Once we’ve formed a universal conclusion, pervasive thinking can quickly take over and accelerate. It works like this. If we have decided that our kid is disrespectful, we pay more attention to the behaviors that back up this theory. This kind of confirmation bias also means that we are more likely to ignore behaviors that don’t fit our theory. For example, we might miss the moments when our kids are kind and considerate. We are also more likely to interpret ambiguous data according to our theory. For example, there are multiple reasons that our kids might not respond when we call for them. But if we have decided they are disrespectful, we are more likely to interpret that response as they are purposely ignoring us.

Identifying pervasive beliefs is the first step to disrupting them. Try this exercise:

    1. Write down one challenging behavior that is difficult for you right now. 
    2. What are your pervasive beliefs about this behavior?

Now that you’ve named the pervasive belief, get into problem solving mode by looking for evidence that doesn’t back up your theory. Convinced your kid is rude? Look for kindness. Convinced they are selfish? Look for empathy. The goal isn’t to ignore challenging or inappropriate behavior. The goal is to “right size” our response to it. We want to go from “all the things are bad all the time” to “I can problem solve our challenges and cultivate our strengths.”


Once we take behavior personally and start to form pervasive beliefs about our kids, then our brain really goes off to the races by worrying that the dynamics are permanent. In other words, it isn’t just bad now, it might always be bad.

For example, not only does my kid roll their eyes at me but what if they never learn how to be respectful? What if they can’t form healthy relationships? What if….?!”

Once we slip into permanent thinking, our emotional response to specific behaviors is much bigger than what is in front of us. Before we know it, we aren’t just responding to an eye roll, we are trying to save our kids from a lifetime of failed relationships! No surprise, this kind of emotional intensity tends to amplify conflict.

Once we see this, do everything you can do to find perspective and stay in the moment. Look around the room and find three new things you haven’t noticed before. Take your kid’s perspective.

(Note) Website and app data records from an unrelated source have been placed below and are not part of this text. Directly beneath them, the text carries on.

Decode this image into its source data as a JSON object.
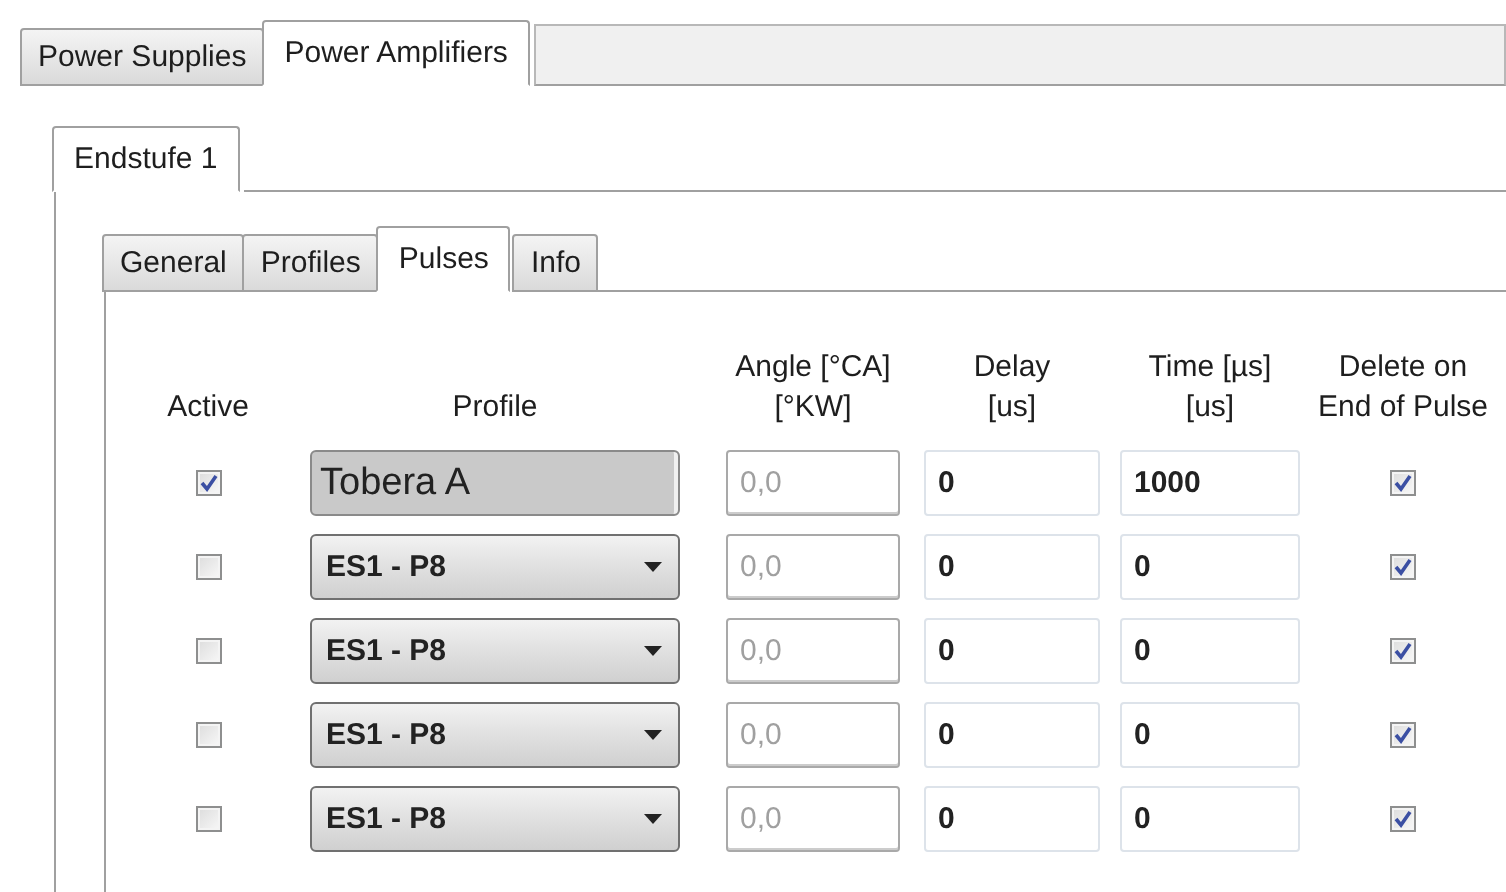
{
  "top_tabs": [
    {
      "label": "Power Supplies",
      "selected": false
    },
    {
      "label": "Power Amplifiers",
      "selected": true
    }
  ],
  "amplifier_tabs": [
    {
      "label": "Endstufe 1",
      "selected": true
    }
  ],
  "sub_tabs": [
    {
      "label": "General",
      "selected": false
    },
    {
      "label": "Profiles",
      "selected": false
    },
    {
      "label": "Pulses",
      "selected": true
    },
    {
      "label": "Info",
      "selected": false
    }
  ],
  "columns": [
    {
      "lines": [
        "Active"
      ]
    },
    {
      "lines": [
        "Profile"
      ]
    },
    {
      "lines": [
        "Angle [°CA]",
        "[°KW]"
      ]
    },
    {
      "lines": [
        "Delay",
        "[us]"
      ]
    },
    {
      "lines": [
        "Time [µs]",
        "[us]"
      ]
    },
    {
      "lines": [
        "Delete on",
        "End of Pulse"
      ]
    }
  ],
  "pulses": [
    {
      "active": true,
      "profile": {
        "kind": "button",
        "text": "Tobera A"
      },
      "angle": {
        "value": "0,0",
        "disabled": true
      },
      "delay": "0",
      "time": "1000",
      "delete_on_end": true
    },
    {
      "active": false,
      "profile": {
        "kind": "dropdown",
        "text": "ES1 - P8"
      },
      "angle": {
        "value": "0,0",
        "disabled": true
      },
      "delay": "0",
      "time": "0",
      "delete_on_end": true
    },
    {
      "active": false,
      "profile": {
        "kind": "dropdown",
        "text": "ES1 - P8"
      },
      "angle": {
        "value": "0,0",
        "disabled": true
      },
      "delay": "0",
      "time": "0",
      "delete_on_end": true
    },
    {
      "active": false,
      "profile": {
        "kind": "dropdown",
        "text": "ES1 - P8"
      },
      "angle": {
        "value": "0,0",
        "disabled": true
      },
      "delay": "0",
      "time": "0",
      "delete_on_end": true
    },
    {
      "active": false,
      "profile": {
        "kind": "dropdown",
        "text": "ES1 - P8"
      },
      "angle": {
        "value": "0,0",
        "disabled": true
      },
      "delay": "0",
      "time": "0",
      "delete_on_end": true
    }
  ]
}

Imagine a million alternative futures.

Most important, tell yourself, “Let’s just take this one day at a time.” 

Look for patterns, not perfection.

The point of learning about the three Ps isn’t to point out our failures. It is an opportunity to reflect on our patterns. While things right now can feel like a never-ending, languished slog, brain science reminds us that our kids’ brains are a work-in-progress. We are works-in-progress too. 

We are parenting through a global pandemic and navigating the roots, pain, and impact of white supremacy culture in our bodies and communities. This stress is likely to “come out sideways” with the people we love most. At home, we are going to get mad, sad, angry and experience the full range of human emotions. But we can’t get stuck there. When it comes to our kids, we don’t want anger, conflict, and yelling to become the pattern. 

This is a stressful time on top of an isolating year. Striking that tender combination of warmth and structure at home is the key to resilience and avoiding power struggles helps us prioritize connection when our kids need it most.